What to do: Please copy the data shown below, word for word.

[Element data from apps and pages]

----

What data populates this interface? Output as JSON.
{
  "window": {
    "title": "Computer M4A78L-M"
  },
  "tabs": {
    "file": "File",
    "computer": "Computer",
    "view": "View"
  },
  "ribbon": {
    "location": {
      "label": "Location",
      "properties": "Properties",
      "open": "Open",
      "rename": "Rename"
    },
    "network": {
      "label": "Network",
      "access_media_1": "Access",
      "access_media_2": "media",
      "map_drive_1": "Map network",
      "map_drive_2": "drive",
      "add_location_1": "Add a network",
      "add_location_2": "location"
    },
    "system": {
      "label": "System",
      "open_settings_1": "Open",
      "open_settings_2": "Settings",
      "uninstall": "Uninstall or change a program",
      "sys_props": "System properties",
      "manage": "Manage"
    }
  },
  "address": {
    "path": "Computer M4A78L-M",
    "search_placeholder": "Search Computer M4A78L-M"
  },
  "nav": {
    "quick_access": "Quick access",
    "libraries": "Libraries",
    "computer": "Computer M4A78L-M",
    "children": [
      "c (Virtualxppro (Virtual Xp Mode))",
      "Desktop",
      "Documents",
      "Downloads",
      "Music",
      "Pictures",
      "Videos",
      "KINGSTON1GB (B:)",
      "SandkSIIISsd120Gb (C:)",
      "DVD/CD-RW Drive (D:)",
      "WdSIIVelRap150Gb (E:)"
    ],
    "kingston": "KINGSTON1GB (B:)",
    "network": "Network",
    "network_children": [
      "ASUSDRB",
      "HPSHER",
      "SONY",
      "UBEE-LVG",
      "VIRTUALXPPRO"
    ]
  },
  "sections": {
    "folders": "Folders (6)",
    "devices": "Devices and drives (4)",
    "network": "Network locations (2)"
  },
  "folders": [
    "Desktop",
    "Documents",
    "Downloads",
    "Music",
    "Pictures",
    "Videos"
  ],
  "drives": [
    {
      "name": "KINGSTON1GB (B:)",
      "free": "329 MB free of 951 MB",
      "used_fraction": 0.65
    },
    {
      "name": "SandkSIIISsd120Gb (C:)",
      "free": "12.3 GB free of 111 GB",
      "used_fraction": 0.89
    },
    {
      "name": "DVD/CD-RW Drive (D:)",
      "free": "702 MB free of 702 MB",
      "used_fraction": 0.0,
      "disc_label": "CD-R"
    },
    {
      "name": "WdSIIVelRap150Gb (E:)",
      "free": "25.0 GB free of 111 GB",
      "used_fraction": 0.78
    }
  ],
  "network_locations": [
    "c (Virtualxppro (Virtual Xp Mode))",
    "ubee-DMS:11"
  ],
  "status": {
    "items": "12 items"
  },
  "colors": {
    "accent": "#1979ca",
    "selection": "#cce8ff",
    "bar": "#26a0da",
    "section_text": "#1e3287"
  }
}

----

Final answer:
What data populates this interface? Output as JSON.
{
  "window": {
    "title": "Computer M4A78L-M"
  },
  "tabs": {
    "file": "File",
    "computer": "Computer",
    "view": "View"
  },
  "ribbon": {
    "location": {
      "label": "Location",
      "properties": "Properties",
      "open": "Open",
      "rename": "Rename"
    },
    "network": {
      "label": "Network",
      "access_media_1": "Access",
      "access_media_2": "media",
      "map_drive_1": "Map network",
      "map_drive_2": "drive",
      "add_location_1": "Add a network",
      "add_location_2": "location"
    },
    "system": {
      "label": "System",
      "open_settings_1": "Open",
      "open_settings_2": "Settings",
      "uninstall": "Uninstall or change a program",
      "sys_props": "System properties",
      "manage": "Manage"
    }
  },
  "address": {
    "path": "Computer M4A78L-M",
    "search_placeholder": "Search Computer M4A78L-M"
  },
  "nav": {
    "quick_access": "Quick access",
    "libraries": "Libraries",
    "computer": "Computer M4A78L-M",
    "children": [
      "c (Virtualxppro (Virtual Xp Mode))",
      "Desktop",
      "Documents",
      "Downloads",
      "Music",
      "Pictures",
      "Videos",
      "KINGSTON1GB (B:)",
      "SandkSIIISsd120Gb (C:)",
      "DVD/CD-RW Drive (D:)",
      "WdSIIVelRap150Gb (E:)"
    ],
    "kingston": "KINGSTON1GB (B:)",
    "network": "Network",
    "network_children": [
      "ASUSDRB",
      "HPSHER",
      "SONY",
      "UBEE-LVG",
      "VIRTUALXPPRO"
    ]
  },
  "sections": {
    "folders": "Folders (6)",
    "devices": "Devices and drives (4)",
    "network": "Network locations (2)"
  },
  "folders": [
    "Desktop",
    "Documents",
    "Downloads",
    "Music",
    "Pictures",
    "Videos"
  ],
  "drives": [
    {
      "name": "KINGSTON1GB (B:)",
      "free": "329 MB free of 951 MB",
      "used_fraction": 0.65
    },
    {
      "name": "SandkSIIISsd120Gb (C:)",
      "free": "12.3 GB free of 111 GB",
      "used_fraction": 0.89
    },
    {
      "name": "DVD/CD-RW Drive (D:)",
      "free": "702 MB free of 702 MB",
      "used_fraction": 0.0,
      "disc_label": "CD-R"
    },
    {
      "name": "WdSIIVelRap150Gb (E:)",
      "free": "25.0 GB free of 111 GB",
      "used_fraction": 0.78
    }
  ],
  "network_locations": [
    "c (Virtualxppro (Virtual Xp Mode))",
    "ubee-DMS:11"
  ],
  "status": {
    "items": "12 items"
  },
  "colors": {
    "accent": "#1979ca",
    "selection": "#cce8ff",
    "bar": "#26a0da",
    "section_text": "#1e3287"
  }
}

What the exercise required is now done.